-- Exercise materials follows --
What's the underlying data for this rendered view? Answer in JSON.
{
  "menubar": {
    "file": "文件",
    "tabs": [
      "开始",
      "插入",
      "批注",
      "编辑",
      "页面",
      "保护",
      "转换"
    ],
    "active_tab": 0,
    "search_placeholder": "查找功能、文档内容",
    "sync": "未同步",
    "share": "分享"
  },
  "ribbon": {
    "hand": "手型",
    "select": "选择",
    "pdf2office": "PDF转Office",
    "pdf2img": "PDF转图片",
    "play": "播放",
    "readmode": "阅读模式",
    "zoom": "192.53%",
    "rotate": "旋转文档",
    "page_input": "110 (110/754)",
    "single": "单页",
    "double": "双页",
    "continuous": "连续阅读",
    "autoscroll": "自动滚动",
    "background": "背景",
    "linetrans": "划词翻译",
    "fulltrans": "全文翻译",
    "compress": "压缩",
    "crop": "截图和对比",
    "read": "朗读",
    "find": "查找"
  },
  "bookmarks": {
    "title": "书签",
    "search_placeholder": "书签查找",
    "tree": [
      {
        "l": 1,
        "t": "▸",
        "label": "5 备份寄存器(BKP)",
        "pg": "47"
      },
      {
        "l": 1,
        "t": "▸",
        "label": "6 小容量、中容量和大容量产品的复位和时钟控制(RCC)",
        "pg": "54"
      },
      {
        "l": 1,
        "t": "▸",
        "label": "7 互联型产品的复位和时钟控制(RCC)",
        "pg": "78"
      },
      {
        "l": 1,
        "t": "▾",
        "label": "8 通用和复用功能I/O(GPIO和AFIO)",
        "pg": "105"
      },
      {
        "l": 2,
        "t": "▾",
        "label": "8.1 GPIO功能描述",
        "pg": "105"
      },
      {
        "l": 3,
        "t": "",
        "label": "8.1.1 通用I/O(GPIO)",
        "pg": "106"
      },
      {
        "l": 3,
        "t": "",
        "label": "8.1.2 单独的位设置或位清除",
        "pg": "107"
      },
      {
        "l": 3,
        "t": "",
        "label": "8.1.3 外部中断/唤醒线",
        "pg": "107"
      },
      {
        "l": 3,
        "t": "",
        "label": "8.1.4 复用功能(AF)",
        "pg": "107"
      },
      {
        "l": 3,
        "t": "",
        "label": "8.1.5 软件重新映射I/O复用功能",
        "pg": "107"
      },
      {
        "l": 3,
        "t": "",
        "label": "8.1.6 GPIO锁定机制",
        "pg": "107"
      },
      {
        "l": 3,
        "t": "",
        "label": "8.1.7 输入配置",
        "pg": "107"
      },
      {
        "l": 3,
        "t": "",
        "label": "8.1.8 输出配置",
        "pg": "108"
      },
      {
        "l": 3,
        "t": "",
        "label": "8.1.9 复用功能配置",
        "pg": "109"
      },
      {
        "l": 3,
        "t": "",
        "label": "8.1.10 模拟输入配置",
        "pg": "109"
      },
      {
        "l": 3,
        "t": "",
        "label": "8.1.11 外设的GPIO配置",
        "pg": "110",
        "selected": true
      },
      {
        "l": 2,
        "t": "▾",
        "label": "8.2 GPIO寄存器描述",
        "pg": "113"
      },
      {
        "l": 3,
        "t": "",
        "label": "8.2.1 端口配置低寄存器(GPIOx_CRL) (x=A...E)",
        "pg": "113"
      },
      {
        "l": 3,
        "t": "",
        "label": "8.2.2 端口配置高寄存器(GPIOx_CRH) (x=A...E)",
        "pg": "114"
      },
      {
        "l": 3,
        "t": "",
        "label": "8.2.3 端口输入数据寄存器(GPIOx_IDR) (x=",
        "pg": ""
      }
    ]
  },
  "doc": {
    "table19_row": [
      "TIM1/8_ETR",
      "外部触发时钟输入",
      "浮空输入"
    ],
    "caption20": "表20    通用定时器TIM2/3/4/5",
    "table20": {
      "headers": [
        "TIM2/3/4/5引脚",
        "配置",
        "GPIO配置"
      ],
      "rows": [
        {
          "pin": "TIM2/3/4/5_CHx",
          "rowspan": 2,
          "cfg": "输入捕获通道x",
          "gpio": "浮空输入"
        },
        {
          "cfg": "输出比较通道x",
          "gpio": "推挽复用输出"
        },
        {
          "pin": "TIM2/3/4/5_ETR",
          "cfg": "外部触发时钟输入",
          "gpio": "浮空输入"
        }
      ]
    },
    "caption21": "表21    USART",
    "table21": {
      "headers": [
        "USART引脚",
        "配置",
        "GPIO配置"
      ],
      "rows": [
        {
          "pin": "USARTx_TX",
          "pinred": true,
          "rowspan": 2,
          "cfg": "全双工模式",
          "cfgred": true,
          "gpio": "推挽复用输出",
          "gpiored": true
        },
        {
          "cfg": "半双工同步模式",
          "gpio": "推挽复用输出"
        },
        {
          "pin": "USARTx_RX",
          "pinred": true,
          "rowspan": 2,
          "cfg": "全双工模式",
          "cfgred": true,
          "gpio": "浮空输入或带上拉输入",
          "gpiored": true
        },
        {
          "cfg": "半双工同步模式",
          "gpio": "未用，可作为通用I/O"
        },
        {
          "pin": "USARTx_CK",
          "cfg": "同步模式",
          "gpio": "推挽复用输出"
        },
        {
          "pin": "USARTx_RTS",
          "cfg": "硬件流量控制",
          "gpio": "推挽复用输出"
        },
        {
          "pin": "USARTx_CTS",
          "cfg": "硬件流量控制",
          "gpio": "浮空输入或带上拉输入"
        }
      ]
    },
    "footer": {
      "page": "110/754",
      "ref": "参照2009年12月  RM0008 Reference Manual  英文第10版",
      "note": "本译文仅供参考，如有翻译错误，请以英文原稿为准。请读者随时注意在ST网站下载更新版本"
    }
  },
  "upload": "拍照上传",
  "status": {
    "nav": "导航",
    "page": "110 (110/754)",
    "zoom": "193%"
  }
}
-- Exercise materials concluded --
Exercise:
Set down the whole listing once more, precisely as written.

Written response:
What's the underlying data for this rendered view? Answer in JSON.
{
  "menubar": {
    "file": "文件",
    "tabs": [
      "开始",
      "插入",
      "批注",
      "编辑",
      "页面",
      "保护",
      "转换"
    ],
    "active_tab": 0,
    "search_placeholder": "查找功能、文档内容",
    "sync": "未同步",
    "share": "分享"
  },
  "ribbon": {
    "hand": "手型",
    "select": "选择",
    "pdf2office": "PDF转Office",
    "pdf2img": "PDF转图片",
    "play": "播放",
    "readmode": "阅读模式",
    "zoom": "192.53%",
    "rotate": "旋转文档",
    "page_input": "110 (110/754)",
    "single": "单页",
    "double": "双页",
    "continuous": "连续阅读",
    "autoscroll": "自动滚动",
    "background": "背景",
    "linetrans": "划词翻译",
    "fulltrans": "全文翻译",
    "compress": "压缩",
    "crop": "截图和对比",
    "read": "朗读",
    "find": "查找"
  },
  "bookmarks": {
    "title": "书签",
    "search_placeholder": "书签查找",
    "tree": [
      {
        "l": 1,
        "t": "▸",
        "label": "5 备份寄存器(BKP)",
        "pg": "47"
      },
      {
        "l": 1,
        "t": "▸",
        "label": "6 小容量、中容量和大容量产品的复位和时钟控制(RCC)",
        "pg": "54"
      },
      {
        "l": 1,
        "t": "▸",
        "label": "7 互联型产品的复位和时钟控制(RCC)",
        "pg": "78"
      },
      {
        "l": 1,
        "t": "▾",
        "label": "8 通用和复用功能I/O(GPIO和AFIO)",
        "pg": "105"
      },
      {
        "l": 2,
        "t": "▾",
        "label": "8.1 GPIO功能描述",
        "pg": "105"
      },
      {
        "l": 3,
        "t": "",
        "label": "8.1.1 通用I/O(GPIO)",
        "pg": "106"
      },
      {
        "l": 3,
        "t": "",
        "label": "8.1.2 单独的位设置或位清除",
        "pg": "107"
      },
      {
        "l": 3,
        "t": "",
        "label": "8.1.3 外部中断/唤醒线",
        "pg": "107"
      },
      {
        "l": 3,
        "t": "",
        "label": "8.1.4 复用功能(AF)",
        "pg": "107"
      },
      {
        "l": 3,
        "t": "",
        "label": "8.1.5 软件重新映射I/O复用功能",
        "pg": "107"
      },
      {
        "l": 3,
        "t": "",
        "label": "8.1.6 GPIO锁定机制",
        "pg": "107"
      },
      {
        "l": 3,
        "t": "",
        "label": "8.1.7 输入配置",
        "pg": "107"
      },
      {
        "l": 3,
        "t": "",
        "label": "8.1.8 输出配置",
        "pg": "108"
      },
      {
        "l": 3,
        "t": "",
        "label": "8.1.9 复用功能配置",
        "pg": "109"
      },
      {
        "l": 3,
        "t": "",
        "label": "8.1.10 模拟输入配置",
        "pg": "109"
      },
      {
        "l": 3,
        "t": "",
        "label": "8.1.11 外设的GPIO配置",
        "pg": "110",
        "selected": true
      },
      {
        "l": 2,
        "t": "▾",
        "label": "8.2 GPIO寄存器描述",
        "pg": "113"
      },
      {
        "l": 3,
        "t": "",
        "label": "8.2.1 端口配置低寄存器(GPIOx_CRL) (x=A...E)",
        "pg": "113"
      },
      {
        "l": 3,
        "t": "",
        "label": "8.2.2 端口配置高寄存器(GPIOx_CRH) (x=A...E)",
        "pg": "114"
      },
      {
        "l": 3,
        "t": "",
        "label": "8.2.3 端口输入数据寄存器(GPIOx_IDR) (x=",
        "pg": ""
      }
    ]
  },
  "doc": {
    "table19_row": [
      "TIM1/8_ETR",
      "外部触发时钟输入",
      "浮空输入"
    ],
    "caption20": "表20    通用定时器TIM2/3/4/5",
    "table20": {
      "headers": [
        "TIM2/3/4/5引脚",
        "配置",
        "GPIO配置"
      ],
      "rows": [
        {
          "pin": "TIM2/3/4/5_CHx",
          "rowspan": 2,
          "cfg": "输入捕获通道x",
          "gpio": "浮空输入"
        },
        {
          "cfg": "输出比较通道x",
          "gpio": "推挽复用输出"
        },
        {
          "pin": "TIM2/3/4/5_ETR",
          "cfg": "外部触发时钟输入",
          "gpio": "浮空输入"
        }
      ]
    },
    "caption21": "表21    USART",
    "table21": {
      "headers": [
        "USART引脚",
        "配置",
        "GPIO配置"
      ],
      "rows": [
        {
          "pin": "USARTx_TX",
          "pinred": true,
          "rowspan": 2,
          "cfg": "全双工模式",
          "cfgred": true,
          "gpio": "推挽复用输出",
          "gpiored": true
        },
        {
          "cfg": "半双工同步模式",
          "gpio": "推挽复用输出"
        },
        {
          "pin": "USARTx_RX",
          "pinred": true,
          "rowspan": 2,
          "cfg": "全双工模式",
          "cfgred": true,
          "gpio": "浮空输入或带上拉输入",
          "gpiored": true
        },
        {
          "cfg": "半双工同步模式",
          "gpio": "未用，可作为通用I/O"
        },
        {
          "pin": "USARTx_CK",
          "cfg": "同步模式",
          "gpio": "推挽复用输出"
        },
        {
          "pin": "USARTx_RTS",
          "cfg": "硬件流量控制",
          "gpio": "推挽复用输出"
        },
        {
          "pin": "USARTx_CTS",
          "cfg": "硬件流量控制",
          "gpio": "浮空输入或带上拉输入"
        }
      ]
    },
    "footer": {
      "page": "110/754",
      "ref": "参照2009年12月  RM0008 Reference Manual  英文第10版",
      "note": "本译文仅供参考，如有翻译错误，请以英文原稿为准。请读者随时注意在ST网站下载更新版本"
    }
  },
  "upload": "拍照上传",
  "status": {
    "nav": "导航",
    "page": "110 (110/754)",
    "zoom": "193%"
  }
}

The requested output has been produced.